PCGS Expands PhotoGrade Online Coin Grading Guide to Apple iPad

The free and convenient PCGS Photograde™ Online coin grading guide ( introduced in January has been expanded, and now an Apple iPad™ application is available in addition to an updated Apple iPhone™ application.

More than 1,400 detailed, close-up photo images for 69 types of 18th to 21st century U.S. coin issues in up to 30 different grades are now online.

The iPad app was released simultaneously with the April 3 nationwide marketplace introduction of the iPad.

Collectors, dealers and the general public can use Photograde to easily determine the approximate grades of their U.S. coins by matching them with the high-resolution images from the extensive PCGS Grading Reference Set and other selected coins archived with the PCGS TrueView™ photo service.

“PCGS Photograde Online version 1.2 has 1,450 crystal clear photos, and now includes half cents, large cents, and Capped Bust and Seated Liberty half dimes. We’ve added nine more coin series and expanded to include more images for lower grades,” said Don Willis, President of Professional Coin Grading Service (, a division of Collectors Universe, Inc. (NASDAQ: CLCT).

“Photograde is not a substitute for certification and authenticity of grade by PCGS experts, but this enthusiastically accepted online grading guide certainly is a useful, easy-to-use tool for anyone to quickly match up coins to estimate their grades.”

An updated, free version for the iPhone and Apple iPod touch™ now is available online at the Apple iTunes™ App Store along with a version for use on the just-introduced iPad.

“In anticipation of the huge demand for the iPad, we made an app available for the grand opening of the Apple iPad App Store on Saturday, April 3, the first day iPads went on sale nationwide,” said John Nelson, Director of the PCGS Web Applications Group.

The iPad and the Numismatist – First Impressions

By Tim Shuck

Unless you’ve been on a trek to a remote section of the planet you’ve likely seen the announcement of Apple’s most recent product, the iPad. Much larger than an iPod or other portable phone/ data device but slightly smaller than a typical laptop computer or netbook, the iPad is a computer tablet.

Tablets of course are not a new concept, but Apple has blended power, portability, and elegance into the design of this device. As an advocate of digital data access, I followed the pre-launch announcements and wondered if this might be a computer useful for numismatics.

So, when my son, an IT professional, told me he had preordered an iPad and asked if I wanted to go with him to the Apple Store to pick it up on the first day of sales, I readily agreed. The nearest Apple Store is a 45-minute drive from home; which was followed by a 45-minute wait in line at the mall.

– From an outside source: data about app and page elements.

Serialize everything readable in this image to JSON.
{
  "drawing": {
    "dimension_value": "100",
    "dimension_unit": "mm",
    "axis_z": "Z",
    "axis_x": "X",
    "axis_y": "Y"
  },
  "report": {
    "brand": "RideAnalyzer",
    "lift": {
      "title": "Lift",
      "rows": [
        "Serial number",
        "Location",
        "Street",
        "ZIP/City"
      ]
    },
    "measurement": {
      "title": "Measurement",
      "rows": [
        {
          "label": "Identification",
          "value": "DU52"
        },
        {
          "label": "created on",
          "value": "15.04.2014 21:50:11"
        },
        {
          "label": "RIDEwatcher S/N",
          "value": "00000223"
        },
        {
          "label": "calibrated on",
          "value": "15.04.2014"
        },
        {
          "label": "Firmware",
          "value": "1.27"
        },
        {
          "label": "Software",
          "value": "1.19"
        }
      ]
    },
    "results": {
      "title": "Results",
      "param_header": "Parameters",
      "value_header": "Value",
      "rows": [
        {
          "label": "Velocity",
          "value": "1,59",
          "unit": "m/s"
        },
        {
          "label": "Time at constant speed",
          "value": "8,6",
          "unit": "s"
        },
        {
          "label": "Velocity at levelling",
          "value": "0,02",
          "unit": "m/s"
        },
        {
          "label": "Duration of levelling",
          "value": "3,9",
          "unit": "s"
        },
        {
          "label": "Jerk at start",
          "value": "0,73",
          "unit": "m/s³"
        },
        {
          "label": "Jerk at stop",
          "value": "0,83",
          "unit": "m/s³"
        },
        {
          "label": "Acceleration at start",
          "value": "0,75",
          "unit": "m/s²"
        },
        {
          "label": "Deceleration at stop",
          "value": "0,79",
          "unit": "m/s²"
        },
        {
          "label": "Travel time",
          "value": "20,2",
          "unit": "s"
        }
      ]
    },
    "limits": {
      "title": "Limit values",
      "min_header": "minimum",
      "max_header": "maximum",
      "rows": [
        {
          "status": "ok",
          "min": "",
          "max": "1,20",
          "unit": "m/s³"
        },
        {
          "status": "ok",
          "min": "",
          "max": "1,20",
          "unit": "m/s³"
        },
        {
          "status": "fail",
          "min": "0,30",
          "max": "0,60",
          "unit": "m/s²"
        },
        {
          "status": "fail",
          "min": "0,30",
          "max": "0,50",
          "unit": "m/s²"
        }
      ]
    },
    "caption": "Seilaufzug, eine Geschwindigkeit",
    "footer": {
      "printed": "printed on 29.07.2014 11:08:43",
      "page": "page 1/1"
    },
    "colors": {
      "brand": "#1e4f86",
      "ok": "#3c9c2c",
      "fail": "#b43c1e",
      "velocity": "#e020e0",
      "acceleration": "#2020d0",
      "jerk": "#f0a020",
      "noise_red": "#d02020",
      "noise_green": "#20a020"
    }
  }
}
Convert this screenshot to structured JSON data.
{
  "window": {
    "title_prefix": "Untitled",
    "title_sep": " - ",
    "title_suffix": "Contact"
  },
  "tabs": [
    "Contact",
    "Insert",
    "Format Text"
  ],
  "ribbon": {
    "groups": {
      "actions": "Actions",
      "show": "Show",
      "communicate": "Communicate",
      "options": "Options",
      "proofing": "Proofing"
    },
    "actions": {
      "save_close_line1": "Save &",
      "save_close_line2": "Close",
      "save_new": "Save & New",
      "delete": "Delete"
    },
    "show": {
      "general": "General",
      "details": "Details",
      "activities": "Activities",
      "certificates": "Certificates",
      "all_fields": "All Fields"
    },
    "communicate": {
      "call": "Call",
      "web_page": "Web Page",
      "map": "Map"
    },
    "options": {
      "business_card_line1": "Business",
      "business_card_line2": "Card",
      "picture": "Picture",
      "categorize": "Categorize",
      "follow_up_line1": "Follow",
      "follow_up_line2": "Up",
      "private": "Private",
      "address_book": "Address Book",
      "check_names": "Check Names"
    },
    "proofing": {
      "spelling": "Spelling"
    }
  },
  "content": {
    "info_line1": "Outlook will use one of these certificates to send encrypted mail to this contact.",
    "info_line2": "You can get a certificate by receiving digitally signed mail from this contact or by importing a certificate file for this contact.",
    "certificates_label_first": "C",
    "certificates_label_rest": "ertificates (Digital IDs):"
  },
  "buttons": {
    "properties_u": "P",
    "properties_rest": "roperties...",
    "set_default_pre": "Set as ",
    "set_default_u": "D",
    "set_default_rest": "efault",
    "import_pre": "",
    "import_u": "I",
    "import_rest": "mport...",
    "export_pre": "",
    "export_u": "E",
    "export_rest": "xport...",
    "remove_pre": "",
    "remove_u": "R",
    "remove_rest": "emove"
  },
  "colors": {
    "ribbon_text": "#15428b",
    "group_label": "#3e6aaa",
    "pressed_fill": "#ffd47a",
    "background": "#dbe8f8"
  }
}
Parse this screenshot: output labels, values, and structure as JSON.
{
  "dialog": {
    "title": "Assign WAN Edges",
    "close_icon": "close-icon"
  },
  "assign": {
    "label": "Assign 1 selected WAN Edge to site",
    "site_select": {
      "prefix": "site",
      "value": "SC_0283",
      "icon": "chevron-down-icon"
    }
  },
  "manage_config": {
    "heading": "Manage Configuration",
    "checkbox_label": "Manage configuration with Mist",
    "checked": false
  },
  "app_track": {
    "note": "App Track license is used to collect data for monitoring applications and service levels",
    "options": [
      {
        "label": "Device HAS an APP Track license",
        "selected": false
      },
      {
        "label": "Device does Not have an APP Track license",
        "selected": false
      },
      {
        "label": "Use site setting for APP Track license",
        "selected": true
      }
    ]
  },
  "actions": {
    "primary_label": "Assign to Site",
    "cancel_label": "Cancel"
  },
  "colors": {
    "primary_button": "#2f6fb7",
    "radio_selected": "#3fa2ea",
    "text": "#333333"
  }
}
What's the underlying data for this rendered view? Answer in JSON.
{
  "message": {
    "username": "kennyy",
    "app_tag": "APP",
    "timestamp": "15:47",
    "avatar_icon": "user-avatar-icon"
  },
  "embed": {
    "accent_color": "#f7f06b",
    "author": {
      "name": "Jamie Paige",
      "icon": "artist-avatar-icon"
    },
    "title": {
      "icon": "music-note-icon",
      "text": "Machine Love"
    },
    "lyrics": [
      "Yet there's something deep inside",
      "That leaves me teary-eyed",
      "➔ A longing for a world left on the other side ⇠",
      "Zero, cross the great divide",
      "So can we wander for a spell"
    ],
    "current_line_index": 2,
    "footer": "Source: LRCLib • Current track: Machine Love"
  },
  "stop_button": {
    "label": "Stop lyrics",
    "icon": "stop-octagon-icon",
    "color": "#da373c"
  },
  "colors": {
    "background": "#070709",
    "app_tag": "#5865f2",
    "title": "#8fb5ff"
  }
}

There were two lines actually, one for those who had reserved an iPad and the other for those who were willing to gamble that there would still be iPads in stock when their turn came at the head of the line.

Not that the wait wasn’t without it’s comforts. The good folks at Apple (or maybe I should say the clever marketing staff at Apple) provided coffee, water, scones, and muffins to those waiting in line. Most of us don’t like lines, but there was a festive sense of camaraderie among those waiting, and the crowd was as diverse as you could find – young, old, male, female, internationals, even a couple of folk in wheelchairs.

Also present was a TV crew, recording and interviewing the strange fanatics, er, I mean the technologically astute, who came out early in the morning in their pursuit of the latest in consumer technology. When my son and I reached the head of the line, we were ushered into the store by the friendly Apple staff, and just a few minutes later were on our way home with an iPad safely tucked inside the distinctive Apple backpack/ bag.

But what was it like to use an iPad? My initial reactions were two: wow, what a bright, easy-to-read, and fast screen; and it’s smaller than I expected, though surprisingly hefty. I won’t review the specs, easily obtained online at, but in general appearance it strangely reminded me of the writing slates often shown in school-house scenes of a century or more ago – about the same size and people tend to hold it the same way. Of course the iPad is a much more sophisticated design, but the juxtaposition of imagery was surprisingly strong in my mind. (more…)